Corporate partners are a key component of our success.
As business investment continues to outpace foreign aid in many developing countries, engaging smallholder farmers and small-scale entrepreneurs with corporate supply chains in a profitable, equitable way is critical to reducing poverty. Sustainable sourcing and strong community relationships are increasingly recognized as key drivers of corporate success, and are no longer optional for companies seeking to do good business in the developing world. Aligning the interests of these companies with those of local people working to escape poverty creates self-sustaining relationships that deliver lasting value both for the companies and for the enterprising women and men they work with.
Our Work in Corporate Sustainability

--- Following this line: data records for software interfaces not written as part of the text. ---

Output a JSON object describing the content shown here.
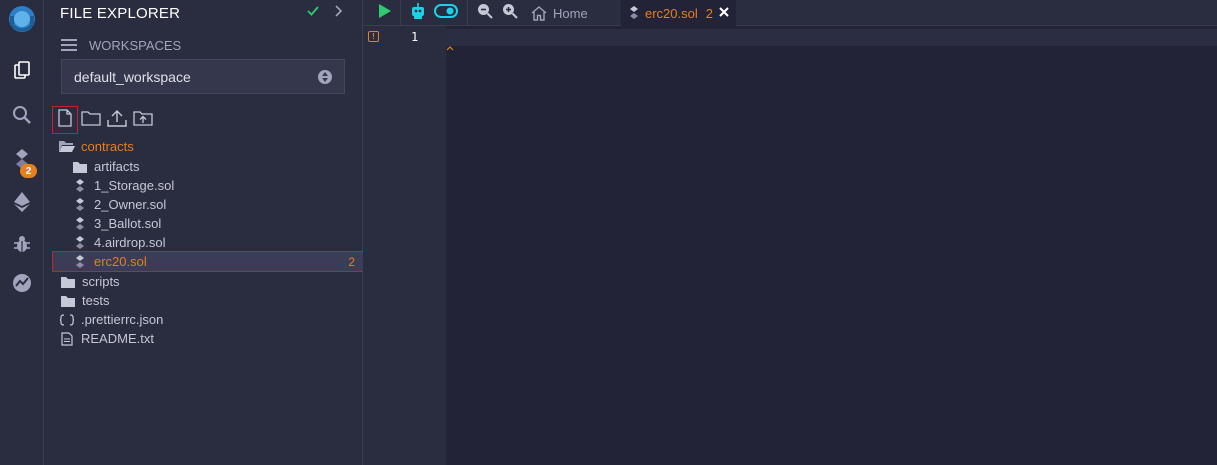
{
  "panel": {
    "title": "FILE EXPLORER",
    "workspaces_label": "WORKSPACES",
    "workspace_selected": "default_workspace"
  },
  "rail": {
    "icons": [
      "remix-logo-icon",
      "file-explorer-icon",
      "search-icon",
      "solidity-compiler-icon",
      "deploy-run-icon",
      "debugger-icon",
      "analytics-icon"
    ],
    "compiler_badge": "2"
  },
  "tree": {
    "contracts": "contracts",
    "artifacts": "artifacts",
    "storage": "1_Storage.sol",
    "owner": "2_Owner.sol",
    "ballot": "3_Ballot.sol",
    "airdrop": "4.airdrop.sol",
    "erc20": "erc20.sol",
    "erc20_count": "2",
    "scripts": "scripts",
    "tests": "tests",
    "prettier": ".prettierrc.json",
    "readme": "README.txt"
  },
  "tabs": {
    "home": "Home",
    "file": "erc20.sol",
    "file_count": "2"
  },
  "editor": {
    "line_number": "1",
    "warning_marker": "!"
  },
  "colors": {
    "accent": "#e67e22",
    "highlight_border": "#c0232b",
    "run_green": "#2ecc71",
    "toggle_cyan": "#1bd2e6"
  }
}
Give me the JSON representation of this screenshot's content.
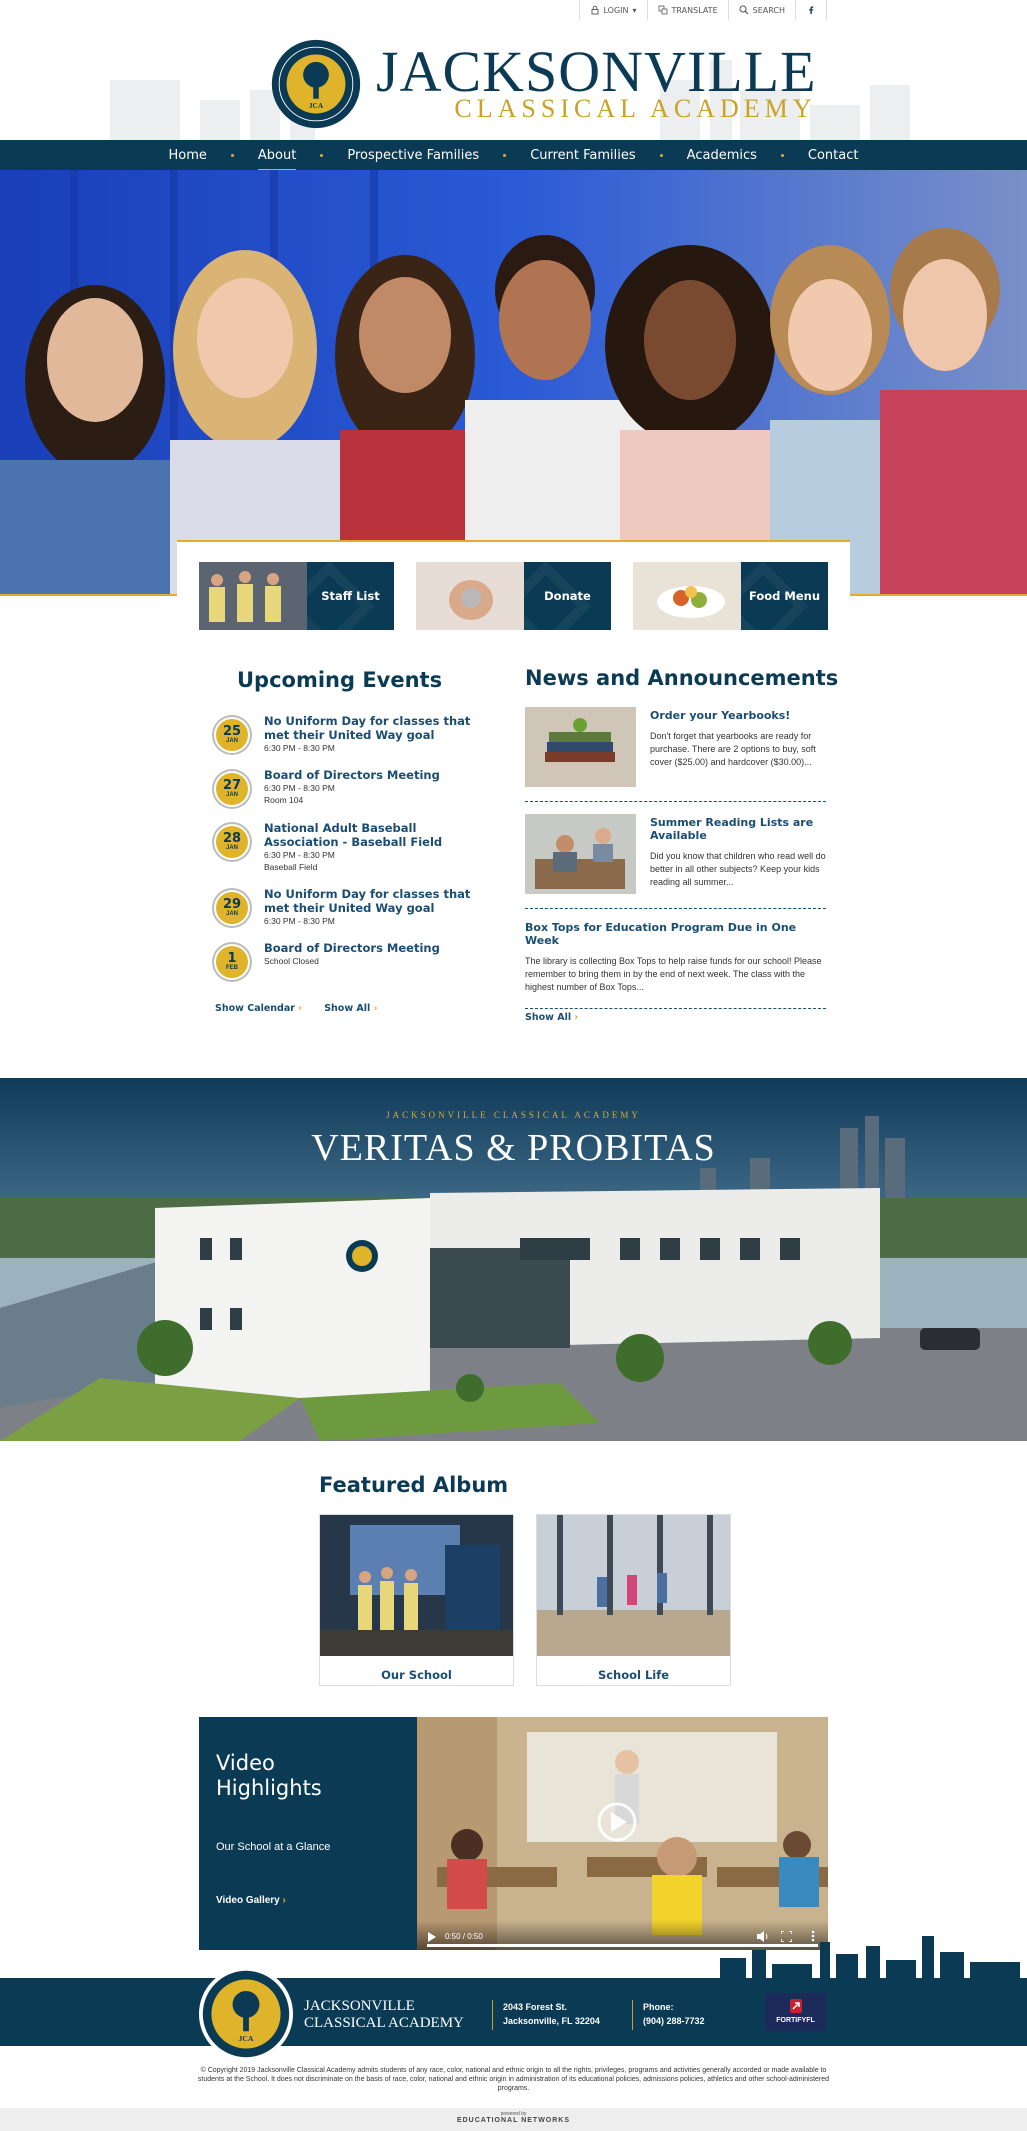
{
  "utility": {
    "login": "LOGIN",
    "translate": "TRANSLATE",
    "search": "SEARCH"
  },
  "brand": {
    "title": "JACKSONVILLE",
    "subtitle": "CLASSICAL ACADEMY",
    "seal_text": "JACKSONVILLE CLASSICAL ACADEMY",
    "seal_initials": "JCA",
    "seal_motto": "VERITAS & PROBITAS"
  },
  "nav": {
    "items": [
      "Home",
      "About",
      "Prospective Families",
      "Current Families",
      "Academics",
      "Contact"
    ],
    "active": "About"
  },
  "quick_links": [
    {
      "label": "Staff List"
    },
    {
      "label": "Donate"
    },
    {
      "label": "Food Menu"
    }
  ],
  "events": {
    "title": "Upcoming Events",
    "items": [
      {
        "day": "25",
        "month": "JAN",
        "title": "No Uniform Day for classes that met their United Way goal",
        "time": "6:30 PM - 8:30 PM",
        "location": ""
      },
      {
        "day": "27",
        "month": "JAN",
        "title": "Board of Directors Meeting",
        "time": "6:30 PM - 8:30 PM",
        "location": "Room 104"
      },
      {
        "day": "28",
        "month": "JAN",
        "title": "National Adult Baseball Association - Baseball Field",
        "time": "6:30 PM - 8:30 PM",
        "location": "Baseball Field"
      },
      {
        "day": "29",
        "month": "JAN",
        "title": "No Uniform Day for classes that met their United Way goal",
        "time": "6:30 PM - 8:30 PM",
        "location": ""
      },
      {
        "day": "1",
        "month": "FEB",
        "title": "Board of Directors Meeting",
        "time": "School Closed",
        "location": ""
      }
    ],
    "show_calendar": "Show Calendar",
    "show_all": "Show All"
  },
  "news": {
    "title": "News and Announcements",
    "items": [
      {
        "title": "Order your Yearbooks!",
        "desc": "Don't forget that yearbooks are ready for purchase. There are 2 options to buy, soft cover ($25.00) and hardcover ($30.00)..."
      },
      {
        "title": "Summer Reading Lists are Available",
        "desc": "Did you know that children who read well do better in all other subjects? Keep your kids reading all summer..."
      },
      {
        "title": "Box Tops for Education Program Due in One Week",
        "desc": "The library is collecting Box Tops to help raise funds for our school! Please remember to bring them in by the end of next week. The class with the highest number of Box Tops..."
      }
    ],
    "show_all": "Show All"
  },
  "banner": {
    "kicker": "JACKSONVILLE CLASSICAL ACADEMY",
    "motto": "VERITAS & PROBITAS"
  },
  "album": {
    "title": "Featured Album",
    "items": [
      {
        "label": "Our School"
      },
      {
        "label": "School Life"
      }
    ]
  },
  "video": {
    "title_line1": "Video",
    "title_line2": "Highlights",
    "subtitle": "Our School at a Glance",
    "gallery": "Video Gallery",
    "time": "0:50 / 0:50",
    "progress": 1.0
  },
  "footer": {
    "name_line1": "JACKSONVILLE",
    "name_line2": "CLASSICAL ACADEMY",
    "address_line1": "2043 Forest St.",
    "address_line2": "Jacksonville, FL 32204",
    "phone_label": "Phone:",
    "phone": "(904) 288-7732",
    "partner": "FORTIFYFL",
    "copyright": "© Copyright 2019 Jacksonville Classical Academy admits students of any race, color, national and ethnic origin to all the rights, privileges, programs and activities generally accorded or made available to students at the School. It does not discriminate on the basis of race, color, national and ethnic origin in administration of its educational policies, admissions policies, athletics and other school-administered programs.",
    "powered_by": "powered by",
    "provider": "EDUCATIONAL NETWORKS"
  },
  "colors": {
    "navy": "#0b3a55",
    "gold": "#e6a92a",
    "link": "#1b4d73"
  }
}
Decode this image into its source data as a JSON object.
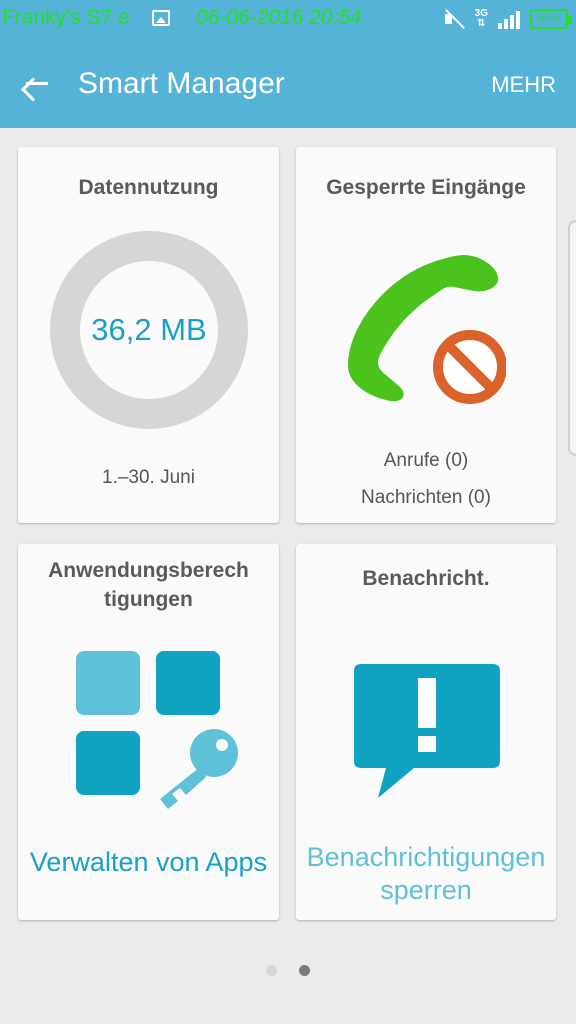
{
  "status_bar": {
    "left_text": "Franky's S7 e",
    "time": "06-06-2016 20:54",
    "network": "3G",
    "battery": "95%"
  },
  "app_bar": {
    "title": "Smart Manager",
    "more_label": "MEHR"
  },
  "cards": {
    "data_usage": {
      "title": "Datennutzung",
      "value": "36,2 MB",
      "period": "1.–30. Juni"
    },
    "blocked": {
      "title": "Gesperrte Eingänge",
      "calls": "Anrufe (0)",
      "messages": "Nachrichten (0)"
    },
    "permissions": {
      "title_line1": "Anwendungsberech",
      "title_line2": "tigungen",
      "action": "Verwalten von Apps"
    },
    "notifications": {
      "title": "Benachricht.",
      "action_line1": "Benachrichtigungen",
      "action_line2": "sperren"
    }
  },
  "pager": {
    "count": 2,
    "active": 1
  },
  "colors": {
    "app_bar": "#56b3d8",
    "accent": "#1aa0c4",
    "phone_green": "#4cc21c",
    "block_orange": "#d9632a"
  }
}
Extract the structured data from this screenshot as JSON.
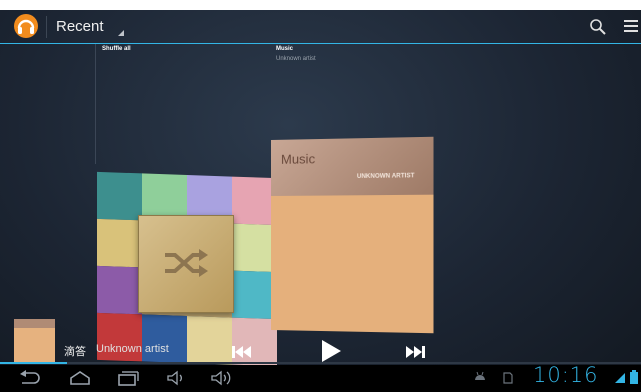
{
  "action_bar": {
    "title": "Recent",
    "app_icon": "headphones-icon",
    "search_icon": "search-icon",
    "menu_icon": "overflow-menu-icon"
  },
  "grid": {
    "left_label": "Shuffle all",
    "right_title": "Music",
    "right_subtitle": "Unknown artist"
  },
  "music_card": {
    "title": "Music",
    "artist": "UNKNOWN ARTIST"
  },
  "shuffle_icon": "shuffle-icon",
  "now_playing": {
    "song": "滴答",
    "artist": "Unknown artist",
    "progress": 0.105,
    "prev_icon": "skip-previous-icon",
    "play_icon": "play-icon",
    "next_icon": "skip-next-icon"
  },
  "system_bar": {
    "time": "10:16",
    "icons": [
      "back-icon",
      "home-icon",
      "recents-icon",
      "volume-down-icon",
      "volume-up-icon",
      "usb-debug-icon",
      "sd-card-icon",
      "wifi-icon",
      "battery-icon"
    ]
  },
  "colors": {
    "accent": "#33b5e5",
    "background": "#1c2533",
    "card": "#e5b07c"
  }
}
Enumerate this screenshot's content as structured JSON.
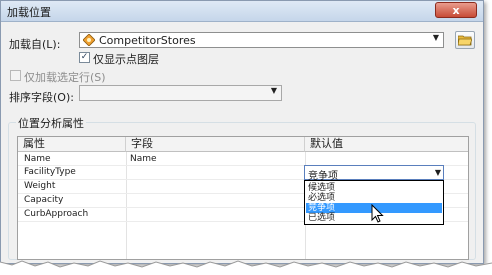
{
  "window": {
    "title": "加载位置",
    "close_label": "x"
  },
  "load_from": {
    "label": "加载自(L):",
    "value": "CompetitorStores",
    "icon": "layer-diamond-icon"
  },
  "show_point_layers_only": {
    "label": "仅显示点图层",
    "checked": true
  },
  "load_selected_rows": {
    "label": "仅加载选定行(S)",
    "checked": false,
    "enabled": false
  },
  "sort_field": {
    "label": "排序字段(O):",
    "value": ""
  },
  "location_analysis": {
    "group_label": "位置分析属性",
    "columns": [
      "属性",
      "字段",
      "默认值"
    ],
    "rows": [
      {
        "property": "Name",
        "field": "Name",
        "default": ""
      },
      {
        "property": "FacilityType",
        "field": "",
        "default": "竞争项"
      },
      {
        "property": "Weight",
        "field": "",
        "default": ""
      },
      {
        "property": "Capacity",
        "field": "",
        "default": ""
      },
      {
        "property": "CurbApproach",
        "field": "",
        "default": ""
      }
    ],
    "dropdown": {
      "selected": "竞争项",
      "options": [
        "候选项",
        "必选项",
        "竞争项",
        "已选项"
      ],
      "highlighted_index": 2
    }
  },
  "colors": {
    "highlight": "#3399ff",
    "close": "#c74b36",
    "titlebar": "#c5d6ea"
  }
}
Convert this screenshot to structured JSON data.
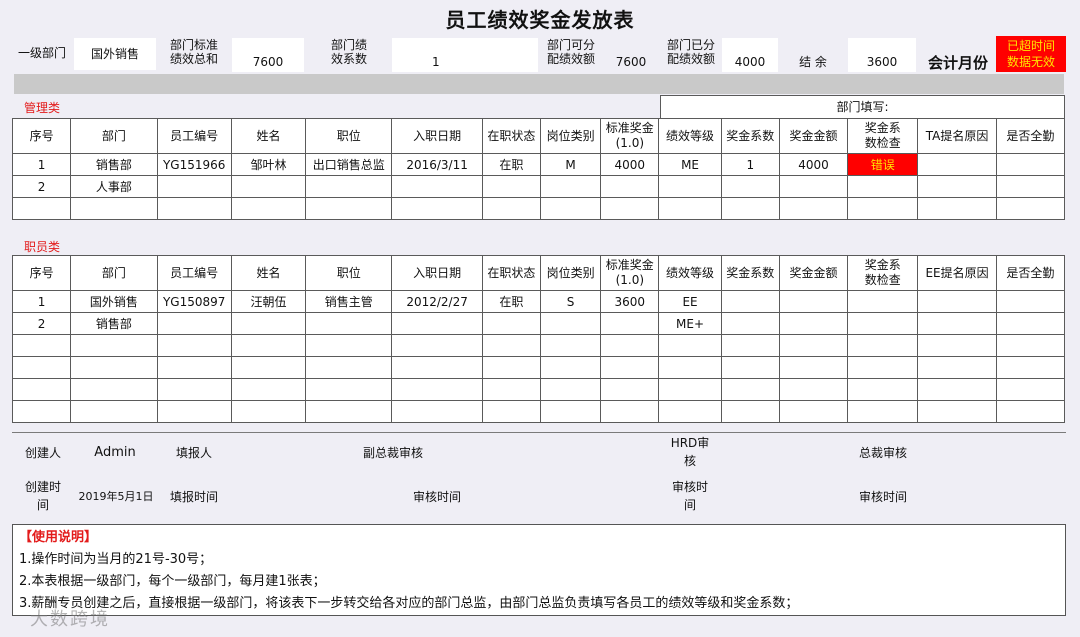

TechnoServe’s focus on scale and sustainability has led us to work intensively with multinational corporations, some of whom have supply chains that can reach millions of individuals. Despite a commitment to sustainable sourcing, many companies struggle to implement these programs in practice, faced with challenging realities on the ground.
TechnoServe works with these companies to design inclusive business models that drive benefits for the company as well as for suppliers, local businesses, and emerging market customers. While we strive to be innovative, we ground our ideas in the needs and realities of the communities in which we operate and in the technical expertise we have developed in more than 50 years of this work.
Most critically, we then work with these partners on the ground to turn these new business approaches into a reality. As a result, depending on the program, farmers are able to access higher- value and more secure markets and be more resilient to climate risks; local enterprises are able to secure larger contracts; and micro-retail shops are able to get support and finance from the companies whose products they sell. TechnoServe then replicates the most successful models across geographies, developing ways to drive even more impact for their business and the small-scale producers they work with.
These new business models cannot happen in isolation from the broader community context–and partnerships are key to making it work. TechnoServe engages local and national government to ensure these new approaches align with government priorities. We identify and work with local finance institutions to ensure farmers and entrepreneurs are able to invest and grow their businesses. Finally, we strengthen local organizations to ensure that new business models reinforce local community structures and do not replace them.
Featured Corporate Sustainability Projects
Nespresso AAA Sustainable Quality Program in Ethiopia and Kenya
TechnoServe is working with Nespresso to source high-quality coffee from Kenya and Ethiopia, while reducing poverty and improving resilience to climate change for approximately 57,000 households by the end of 2020.
Sustainable Guar Initiative
TechnoServe is demonstrating and refining scalable actions for inclusive, sustainable growth and competitiveness of the Guar market system in India.
TechnoServe, Anglo American, and the Inter-American Development Bank are collaborating in a regional public-private partnership to catalyze locally adapted economic development for communities surrounding Anglo American’s mining operations in Brazil, Chile, and Peru.
TechnoServe trains smallholder farmers in best agronomic practices that improve the quality and quantity of their crops, as well as connecting them to better buyers like food and beverage companies. This gives farmers reliable markets and higher prices for their crops, improving their incomes for the long term.
Small enterprises connected to the supply chain of larger companies gain stable, well-paying customers and opportunities for greater revenue and growth.
TechnoServe’s work with smallholder farmers enables consumers throughout the world to enjoy access to higher-quality foods and beverages produced in a more sustainable, equitable way.
Corporations that invest in working with smallholder farmers and small-scale entrepreneurs can improve the overall sustainability of their supply chains in developing countries, reducing risk, costs, and environmental impact. In addition, as consumers increasingly demand and monitor corporate sustainability practices, companies that have taken meaningful action on this front are being rewarded by the marketplace.